Shoplifting is a common criminal offense, and many states consider it a relatively minor transgression. However, in Illinois, the infraction is met with stiff criminal penalties. In fact, this state’s shoplifting laws are some of the toughest in the nation.
Fortunately, that may change soon. Lawmakers are currently considering new legislation aimed at easing the penalties on retail theft. House Bill 1614 asks for sentencing more appropriate to the crime.
So, how bad are Illinois shoplifting penalties right now, and what exactly are the reforms being proposed? Let’s take a closer look.
Current Illinois Shoplifting Sentencing and Penalties
As with all theft crimes, Illinois shoplifting is sentenced and penalized based on the value of the stolen merchandise, and can be fairly easily defined. Charges are usually either a Class A misdemeanor or a Class 3 Felony, and repeat offenses can equate to enhanced charges.
Think in terms of “under and over.”
Under $300 Value
When stolen goods have a total retail value under $300, a first offense is a Class A Misdemeanor. A conviction is punishable by 12 months or less in prison, and a maximum fine of $2,500.
Over $300 Value
Any conviction for retail theft valued at more than $300 is considered a Class 3 Felony. You may face two to five years imprisonment and up to $25,000 in fines.
Subsequent shoplifting offenses carry enhanced charges of Class 4 Felony which can double or triple your jail time, and multiply your fine ten fold.
Are Illinois Shoplifting Penalties Really That Bad?
Unless you’ve lived (and stolen property) outside Illinois state lines, you may not realize the felony threshold for shoplifting here is extremely low. Only six other states have a felony threshold to match. To put this in perspective, the penalty for shoplifting a nice purse over $300 is the same as that of aggravated battery.
Illinois is also unique in that second offenses are considered felonies regardless of the value of shoplifted items. So, get caught stealing $3 lip gloss twice, suddenly you’re a convicted felon serving prison time.
It really is a lot – too much, say advocates of House Bill 1614.
Illinois House Bill 1614 Would Reappropriate Resources
These unreasonably harsh penalties are unfair to defendants, and also place an enormous burden on the criminal justice system.
House Bill 1614: Reform to Retail Theft Sentencing and Penalties proposes that lessening the penalties for shoplifting will allow the criminal justice system to divert resources to violent offenses that compromise public safety.
Moreover, because shoplifting is often linked to mental illness and substance abuse, resources currently used to imprison shoplifters could treat underlying issues instead, preventing recidivism.
These reforms could also reduce the state’s prison population.
Exactly How Would Illinois Shoplifting Law Change?
Two elements in the new bill could be game changers in the way retail theft cases are handled. This bill proposes a raise in felony threshold and change the way enhancements are doled. The way HB 1614 is drafted now:
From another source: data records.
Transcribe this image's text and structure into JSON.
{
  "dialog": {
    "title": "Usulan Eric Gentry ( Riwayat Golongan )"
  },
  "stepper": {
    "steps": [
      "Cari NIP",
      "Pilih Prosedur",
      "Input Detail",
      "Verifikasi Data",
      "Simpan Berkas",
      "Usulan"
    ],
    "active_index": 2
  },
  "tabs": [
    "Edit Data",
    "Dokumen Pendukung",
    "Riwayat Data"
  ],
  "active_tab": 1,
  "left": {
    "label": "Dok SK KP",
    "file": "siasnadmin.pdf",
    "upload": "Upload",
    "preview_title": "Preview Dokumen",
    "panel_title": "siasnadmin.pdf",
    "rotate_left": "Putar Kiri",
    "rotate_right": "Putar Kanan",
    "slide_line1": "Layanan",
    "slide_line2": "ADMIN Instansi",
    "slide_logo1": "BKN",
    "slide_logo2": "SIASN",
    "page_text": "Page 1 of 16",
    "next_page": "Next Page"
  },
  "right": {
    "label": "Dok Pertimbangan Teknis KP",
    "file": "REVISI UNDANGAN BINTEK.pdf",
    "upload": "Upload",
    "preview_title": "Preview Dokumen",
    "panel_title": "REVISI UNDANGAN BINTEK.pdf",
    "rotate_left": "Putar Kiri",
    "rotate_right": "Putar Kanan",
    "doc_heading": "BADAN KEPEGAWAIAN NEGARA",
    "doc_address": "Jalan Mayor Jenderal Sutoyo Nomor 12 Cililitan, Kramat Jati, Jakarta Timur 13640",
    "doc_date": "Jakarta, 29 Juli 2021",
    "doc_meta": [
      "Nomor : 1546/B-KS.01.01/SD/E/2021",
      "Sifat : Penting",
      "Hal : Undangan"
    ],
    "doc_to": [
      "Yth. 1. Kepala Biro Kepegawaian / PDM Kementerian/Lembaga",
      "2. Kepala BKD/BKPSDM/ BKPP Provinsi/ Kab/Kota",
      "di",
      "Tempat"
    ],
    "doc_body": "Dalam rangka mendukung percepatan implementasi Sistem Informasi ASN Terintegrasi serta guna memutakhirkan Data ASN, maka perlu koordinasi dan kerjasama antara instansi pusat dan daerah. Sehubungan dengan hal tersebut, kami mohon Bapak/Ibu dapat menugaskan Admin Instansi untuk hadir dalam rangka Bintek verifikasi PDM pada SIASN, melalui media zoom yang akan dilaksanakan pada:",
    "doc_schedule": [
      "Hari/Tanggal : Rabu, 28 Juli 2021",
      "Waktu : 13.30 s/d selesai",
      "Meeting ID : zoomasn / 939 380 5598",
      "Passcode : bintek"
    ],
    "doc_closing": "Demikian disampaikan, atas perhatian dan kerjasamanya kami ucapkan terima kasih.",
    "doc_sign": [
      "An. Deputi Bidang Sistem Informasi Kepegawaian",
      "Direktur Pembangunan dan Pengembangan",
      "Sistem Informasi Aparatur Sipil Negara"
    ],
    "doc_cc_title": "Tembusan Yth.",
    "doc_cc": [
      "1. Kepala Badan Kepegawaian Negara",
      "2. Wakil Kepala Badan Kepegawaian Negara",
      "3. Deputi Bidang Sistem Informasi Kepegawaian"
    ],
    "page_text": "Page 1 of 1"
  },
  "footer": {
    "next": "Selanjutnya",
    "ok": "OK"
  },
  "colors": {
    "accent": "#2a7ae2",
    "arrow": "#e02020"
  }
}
- The felony threshold for shoplifting would be lifted from $300 to $2,000.
- Those with priors and facing new charges would only be subject to the felony enhancement if the prior convictions were also for felony theft.
Although the bill has traction, it’s been met with opposition from Illinois retailers. They argue that easing shoplifting penalties will encourage the offense, which is already a major source of revenue loss.
Rumors of compromise suggest that the felony threshold will be lowered in the final bill, potentially to the neighborhood of $1,000. It’s unclear what the final terms of the bill will be, or whether it will pass.
In the meantime, expect the same unreasonable penalties for any shoplifting offense. This means that in Illinois especially, it’s imperative you have an experienced Illinois retail theft attorney in your corner, fighting back to beat or reduce any shoplifting charges against you.
About the Author
Sami Azhari has been working as a lawyer since 2007, after receiving his Juris Doctor from the Michigan State University College of Law. He has handled numerous state and federal cases, and is known throughout the Chicago and Rolling Meadows area for providing his clients with high-quality, skilled representation. He has been recognized by SuperLawyers, the National Trial Lawyers Association, and other notable organizations, and has spoken at a number of legal conferences.